** Opening DATA block **
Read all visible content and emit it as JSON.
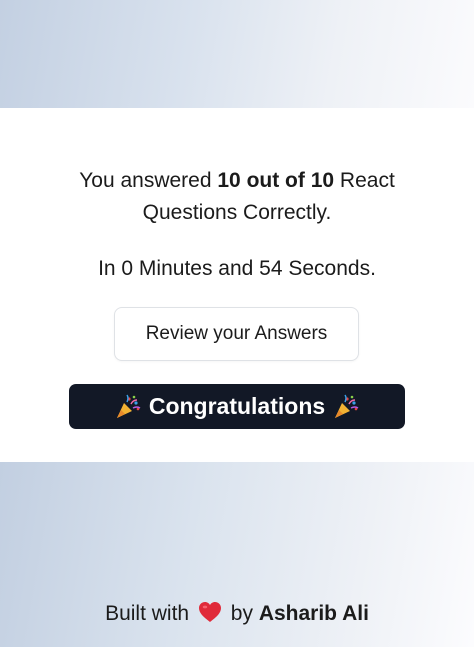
{
  "result": {
    "line1_prefix": "You answered",
    "score": "10 out of 10",
    "line1_suffix": "React",
    "line2": "Questions Correctly.",
    "time_line": "In 0 Minutes and 54 Seconds."
  },
  "actions": {
    "review_label": "Review your Answers",
    "congrats_label": "Congratulations"
  },
  "footer": {
    "prefix": "Built with",
    "middle": "by",
    "author": "Asharib Ali"
  },
  "icons": {
    "party": "party-popper-icon",
    "heart": "heart-icon"
  },
  "colors": {
    "congrats_bg": "#121826",
    "heart": "#e02a3a"
  }
}
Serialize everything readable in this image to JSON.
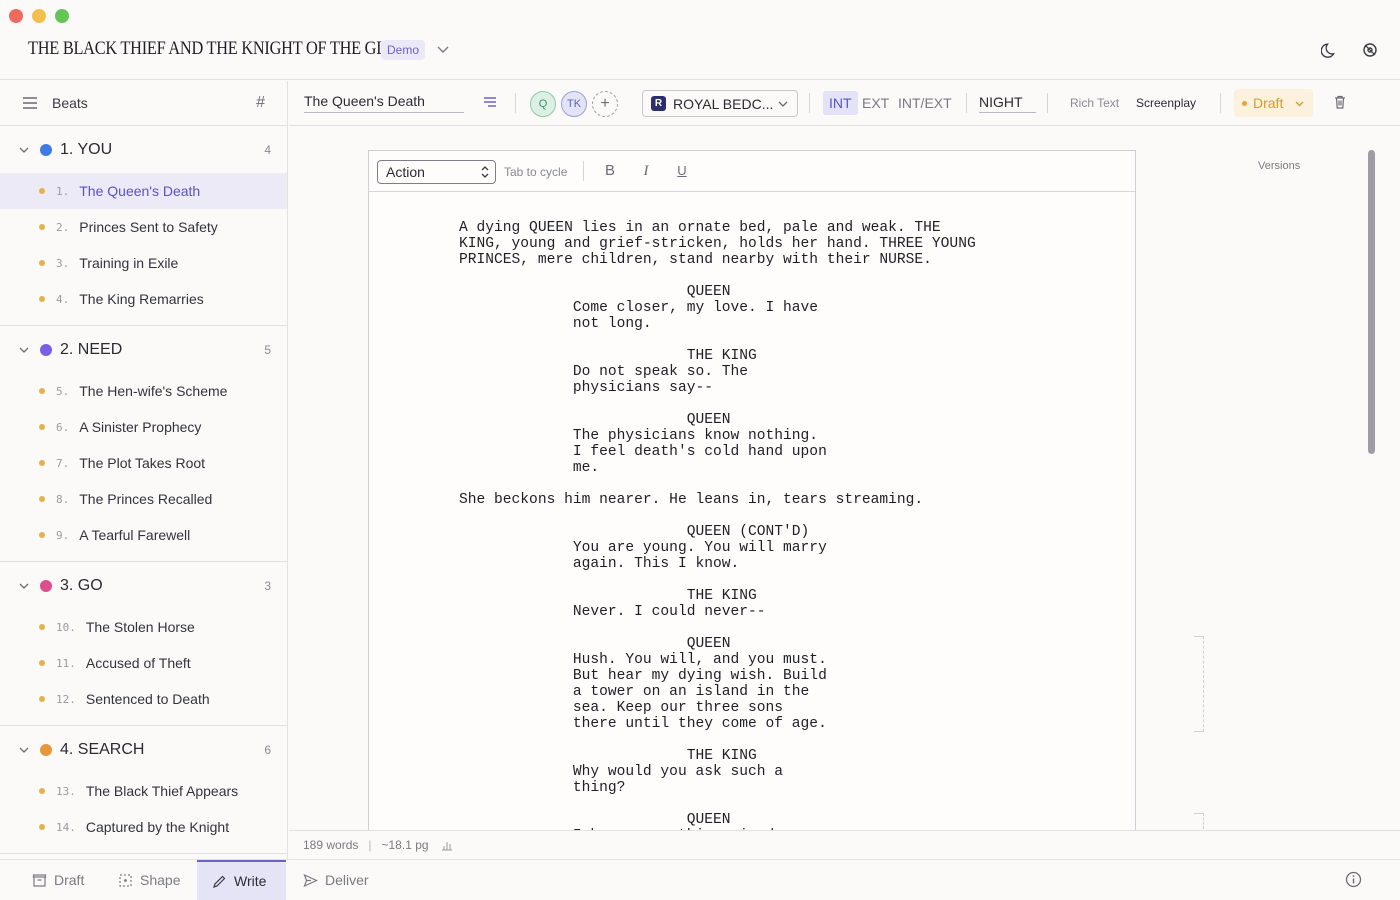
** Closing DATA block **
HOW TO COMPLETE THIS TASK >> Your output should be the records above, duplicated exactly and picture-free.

ANSWER SECTION >>
Read all visible content and emit it as JSON.
{
  "result": {
    "line1_prefix": "You answered",
    "score": "10 out of 10",
    "line1_suffix": "React",
    "line2": "Questions Correctly.",
    "time_line": "In 0 Minutes and 54 Seconds."
  },
  "actions": {
    "review_label": "Review your Answers",
    "congrats_label": "Congratulations"
  },
  "footer": {
    "prefix": "Built with",
    "middle": "by",
    "author": "Asharib Ali"
  },
  "icons": {
    "party": "party-popper-icon",
    "heart": "heart-icon"
  },
  "colors": {
    "congrats_bg": "#121826",
    "heart": "#e02a3a"
  }
}
Serialize everything readable in this image to JSON.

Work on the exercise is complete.